Whenever a line in the listing below holds the string "Itens", include it in the count. Say how many such lines there are and nothing more.

==========

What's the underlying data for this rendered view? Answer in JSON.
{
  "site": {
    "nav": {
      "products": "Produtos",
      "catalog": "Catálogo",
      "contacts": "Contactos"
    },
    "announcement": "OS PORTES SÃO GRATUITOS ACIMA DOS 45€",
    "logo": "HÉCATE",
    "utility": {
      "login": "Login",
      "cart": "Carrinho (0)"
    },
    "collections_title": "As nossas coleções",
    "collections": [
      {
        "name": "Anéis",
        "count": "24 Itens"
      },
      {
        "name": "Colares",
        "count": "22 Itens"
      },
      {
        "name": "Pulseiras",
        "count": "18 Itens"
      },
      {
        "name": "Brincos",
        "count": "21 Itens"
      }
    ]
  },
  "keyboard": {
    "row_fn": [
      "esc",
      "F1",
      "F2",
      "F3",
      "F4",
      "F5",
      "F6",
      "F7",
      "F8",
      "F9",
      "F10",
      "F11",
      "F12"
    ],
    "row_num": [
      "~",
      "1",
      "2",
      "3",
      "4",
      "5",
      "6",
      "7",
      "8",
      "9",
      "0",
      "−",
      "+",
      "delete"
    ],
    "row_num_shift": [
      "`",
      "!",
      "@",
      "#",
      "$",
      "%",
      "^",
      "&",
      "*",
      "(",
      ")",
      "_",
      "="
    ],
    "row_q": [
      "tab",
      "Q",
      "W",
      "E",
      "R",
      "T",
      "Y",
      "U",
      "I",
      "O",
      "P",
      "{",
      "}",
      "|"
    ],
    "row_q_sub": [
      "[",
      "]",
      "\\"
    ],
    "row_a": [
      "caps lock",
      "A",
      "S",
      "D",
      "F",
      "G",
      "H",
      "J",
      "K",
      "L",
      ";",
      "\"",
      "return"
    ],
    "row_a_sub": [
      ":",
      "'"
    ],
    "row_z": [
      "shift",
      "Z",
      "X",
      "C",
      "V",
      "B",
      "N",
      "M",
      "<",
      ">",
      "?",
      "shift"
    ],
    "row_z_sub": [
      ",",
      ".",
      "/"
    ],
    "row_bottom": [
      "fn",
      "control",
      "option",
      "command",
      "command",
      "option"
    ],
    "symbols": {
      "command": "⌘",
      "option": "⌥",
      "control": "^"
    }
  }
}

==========

**Reply to the exercise:**
4